Each record should appear again in the response exactly as it does in the original.

□ □ □ □

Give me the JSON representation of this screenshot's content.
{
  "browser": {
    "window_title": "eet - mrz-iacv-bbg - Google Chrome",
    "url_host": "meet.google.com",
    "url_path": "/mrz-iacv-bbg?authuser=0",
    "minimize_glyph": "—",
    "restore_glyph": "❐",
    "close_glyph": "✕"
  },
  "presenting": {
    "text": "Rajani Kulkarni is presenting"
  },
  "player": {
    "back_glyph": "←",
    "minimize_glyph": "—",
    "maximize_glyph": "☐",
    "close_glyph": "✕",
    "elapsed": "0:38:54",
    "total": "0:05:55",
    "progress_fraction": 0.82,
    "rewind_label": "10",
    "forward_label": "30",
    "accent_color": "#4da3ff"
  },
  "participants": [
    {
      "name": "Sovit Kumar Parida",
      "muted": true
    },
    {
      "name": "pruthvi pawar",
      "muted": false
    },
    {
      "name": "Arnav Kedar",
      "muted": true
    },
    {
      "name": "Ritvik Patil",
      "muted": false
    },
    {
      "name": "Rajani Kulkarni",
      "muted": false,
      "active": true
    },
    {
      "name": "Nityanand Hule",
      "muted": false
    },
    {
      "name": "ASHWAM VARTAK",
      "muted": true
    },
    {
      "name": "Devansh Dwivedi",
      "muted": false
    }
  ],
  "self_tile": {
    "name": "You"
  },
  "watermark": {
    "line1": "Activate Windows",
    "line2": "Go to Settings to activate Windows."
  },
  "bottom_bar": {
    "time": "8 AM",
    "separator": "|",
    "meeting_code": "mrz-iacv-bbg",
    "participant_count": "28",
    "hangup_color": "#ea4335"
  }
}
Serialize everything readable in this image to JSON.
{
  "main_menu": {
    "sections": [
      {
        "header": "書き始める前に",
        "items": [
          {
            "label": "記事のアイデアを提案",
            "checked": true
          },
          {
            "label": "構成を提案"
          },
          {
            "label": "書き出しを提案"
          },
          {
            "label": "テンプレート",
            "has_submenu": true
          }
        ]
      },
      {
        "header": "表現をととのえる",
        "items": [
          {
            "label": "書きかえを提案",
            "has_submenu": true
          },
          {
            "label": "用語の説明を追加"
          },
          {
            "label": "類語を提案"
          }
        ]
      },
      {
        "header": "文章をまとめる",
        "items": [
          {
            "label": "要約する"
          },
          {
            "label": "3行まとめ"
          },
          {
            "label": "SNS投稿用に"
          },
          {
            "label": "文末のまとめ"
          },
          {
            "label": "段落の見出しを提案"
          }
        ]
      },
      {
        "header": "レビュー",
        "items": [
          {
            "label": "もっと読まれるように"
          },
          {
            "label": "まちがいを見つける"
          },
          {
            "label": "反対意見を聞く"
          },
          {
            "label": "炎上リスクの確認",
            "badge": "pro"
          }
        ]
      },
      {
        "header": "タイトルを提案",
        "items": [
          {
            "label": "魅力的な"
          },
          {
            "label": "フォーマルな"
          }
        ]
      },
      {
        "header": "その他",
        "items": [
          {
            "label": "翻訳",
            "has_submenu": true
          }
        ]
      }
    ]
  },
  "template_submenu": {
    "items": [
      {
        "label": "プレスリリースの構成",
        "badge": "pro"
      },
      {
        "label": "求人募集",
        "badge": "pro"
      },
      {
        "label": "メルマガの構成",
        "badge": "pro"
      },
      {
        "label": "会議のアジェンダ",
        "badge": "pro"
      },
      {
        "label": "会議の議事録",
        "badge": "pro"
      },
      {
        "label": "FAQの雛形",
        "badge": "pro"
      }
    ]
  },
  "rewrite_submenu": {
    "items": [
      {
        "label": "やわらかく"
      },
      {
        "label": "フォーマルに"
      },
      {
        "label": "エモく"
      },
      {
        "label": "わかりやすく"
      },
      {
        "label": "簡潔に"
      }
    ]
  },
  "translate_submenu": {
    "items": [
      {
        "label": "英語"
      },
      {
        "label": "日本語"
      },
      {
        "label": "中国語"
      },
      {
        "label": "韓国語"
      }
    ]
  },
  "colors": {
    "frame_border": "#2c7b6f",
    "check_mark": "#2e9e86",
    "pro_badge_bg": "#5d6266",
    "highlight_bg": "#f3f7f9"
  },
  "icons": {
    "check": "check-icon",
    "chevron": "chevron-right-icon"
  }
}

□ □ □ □

→ **EXERCISE OUTPUT**:
Give me the JSON representation of this screenshot's content.
{
  "browser": {
    "window_title": "eet - mrz-iacv-bbg - Google Chrome",
    "url_host": "meet.google.com",
    "url_path": "/mrz-iacv-bbg?authuser=0",
    "minimize_glyph": "—",
    "restore_glyph": "❐",
    "close_glyph": "✕"
  },
  "presenting": {
    "text": "Rajani Kulkarni is presenting"
  },
  "player": {
    "back_glyph": "←",
    "minimize_glyph": "—",
    "maximize_glyph": "☐",
    "close_glyph": "✕",
    "elapsed": "0:38:54",
    "total": "0:05:55",
    "progress_fraction": 0.82,
    "rewind_label": "10",
    "forward_label": "30",
    "accent_color": "#4da3ff"
  },
  "participants": [
    {
      "name": "Sovit Kumar Parida",
      "muted": true
    },
    {
      "name": "pruthvi pawar",
      "muted": false
    },
    {
      "name": "Arnav Kedar",
      "muted": true
    },
    {
      "name": "Ritvik Patil",
      "muted": false
    },
    {
      "name": "Rajani Kulkarni",
      "muted": false,
      "active": true
    },
    {
      "name": "Nityanand Hule",
      "muted": false
    },
    {
      "name": "ASHWAM VARTAK",
      "muted": true
    },
    {
      "name": "Devansh Dwivedi",
      "muted": false
    }
  ],
  "self_tile": {
    "name": "You"
  },
  "watermark": {
    "line1": "Activate Windows",
    "line2": "Go to Settings to activate Windows."
  },
  "bottom_bar": {
    "time": "8 AM",
    "separator": "|",
    "meeting_code": "mrz-iacv-bbg",
    "participant_count": "28",
    "hangup_color": "#ea4335"
  }
}
Serialize everything readable in this image to JSON.
{
  "main_menu": {
    "sections": [
      {
        "header": "書き始める前に",
        "items": [
          {
            "label": "記事のアイデアを提案",
            "checked": true
          },
          {
            "label": "構成を提案"
          },
          {
            "label": "書き出しを提案"
          },
          {
            "label": "テンプレート",
            "has_submenu": true
          }
        ]
      },
      {
        "header": "表現をととのえる",
        "items": [
          {
            "label": "書きかえを提案",
            "has_submenu": true
          },
          {
            "label": "用語の説明を追加"
          },
          {
            "label": "類語を提案"
          }
        ]
      },
      {
        "header": "文章をまとめる",
        "items": [
          {
            "label": "要約する"
          },
          {
            "label": "3行まとめ"
          },
          {
            "label": "SNS投稿用に"
          },
          {
            "label": "文末のまとめ"
          },
          {
            "label": "段落の見出しを提案"
          }
        ]
      },
      {
        "header": "レビュー",
        "items": [
          {
            "label": "もっと読まれるように"
          },
          {
            "label": "まちがいを見つける"
          },
          {
            "label": "反対意見を聞く"
          },
          {
            "label": "炎上リスクの確認",
            "badge": "pro"
          }
        ]
      },
      {
        "header": "タイトルを提案",
        "items": [
          {
            "label": "魅力的な"
          },
          {
            "label": "フォーマルな"
          }
        ]
      },
      {
        "header": "その他",
        "items": [
          {
            "label": "翻訳",
            "has_submenu": true
          }
        ]
      }
    ]
  },
  "template_submenu": {
    "items": [
      {
        "label": "プレスリリースの構成",
        "badge": "pro"
      },
      {
        "label": "求人募集",
        "badge": "pro"
      },
      {
        "label": "メルマガの構成",
        "badge": "pro"
      },
      {
        "label": "会議のアジェンダ",
        "badge": "pro"
      },
      {
        "label": "会議の議事録",
        "badge": "pro"
      },
      {
        "label": "FAQの雛形",
        "badge": "pro"
      }
    ]
  },
  "rewrite_submenu": {
    "items": [
      {
        "label": "やわらかく"
      },
      {
        "label": "フォーマルに"
      },
      {
        "label": "エモく"
      },
      {
        "label": "わかりやすく"
      },
      {
        "label": "簡潔に"
      }
    ]
  },
  "translate_submenu": {
    "items": [
      {
        "label": "英語"
      },
      {
        "label": "日本語"
      },
      {
        "label": "中国語"
      },
      {
        "label": "韓国語"
      }
    ]
  },
  "colors": {
    "frame_border": "#2c7b6f",
    "check_mark": "#2e9e86",
    "pro_badge_bg": "#5d6266",
    "highlight_bg": "#f3f7f9"
  },
  "icons": {
    "check": "check-icon",
    "chevron": "chevron-right-icon"
  }
}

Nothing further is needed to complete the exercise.